MOOCs feel mostly like misses for the moment but so did the phonograph and automobile originally. Outsize ambitions still abound, with Sebastian Thrun of Udacity having recently said, “If I could double the world’s GDP, it would be very gratifying to me.” Yes, that would be nice. In John Thornhill’s smart Financial Times piece about online education, the former Google driverless guru has a more sober quote: “It is not clear that the existing universities are the right places to create education.”
Higher education’s endless layers of administration, insane sticker prices and pauper professors have left an opening for MOOCs, but this nouveau learning industry will likely be only as successful as its products are good. Thornhill opens his piece about EdTEch with a story about French education innovator Xavier Niel:
With no teachers, timetables, or exams, Ecole 42 is a strange kind of educational institution, open 24 hours a day, seven days a week. Students shuffle into this tech-enabled school whenever they want and work as hard as they need.
Is this the future of education?
Xavier Niel, the French internet and telecoms billionaire who founded the coding school for young adults in Paris in 2013, certainly thinks so. He chose the school’s number for a reason. As fans of Hitchhikers’ Guide to the Galaxy know, 42 is the answer to the ultimate question of life, the universe and everything.
So sure is Mr. Niel that he has found the answer that he has committed himself to funding Ecole 42 for the next decade and is spending a further $100m on a new school in San Francisco. There are several ironies in a French entrepreneur teaching Silicon Valley geeks how to code.

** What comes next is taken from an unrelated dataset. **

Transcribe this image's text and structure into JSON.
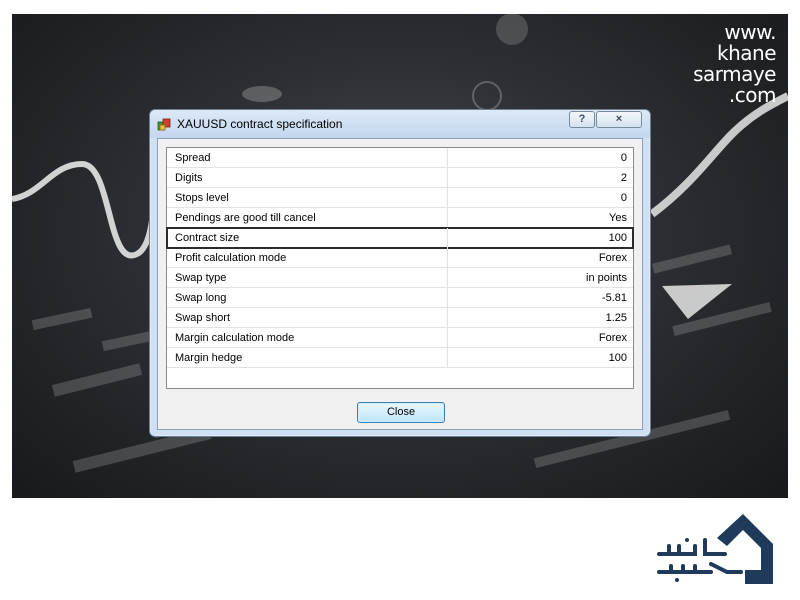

Mr. Niel argues that smartly designed online courses are more effective than traditional classroom teaching methods. Students learn best by pursuing online projects by themselves and by interacting with each other. Peer-to-peer lending may be going through a rough patch, but peer-to-peer learning may be on the rise. “We are preparing people to learn together,” he says.•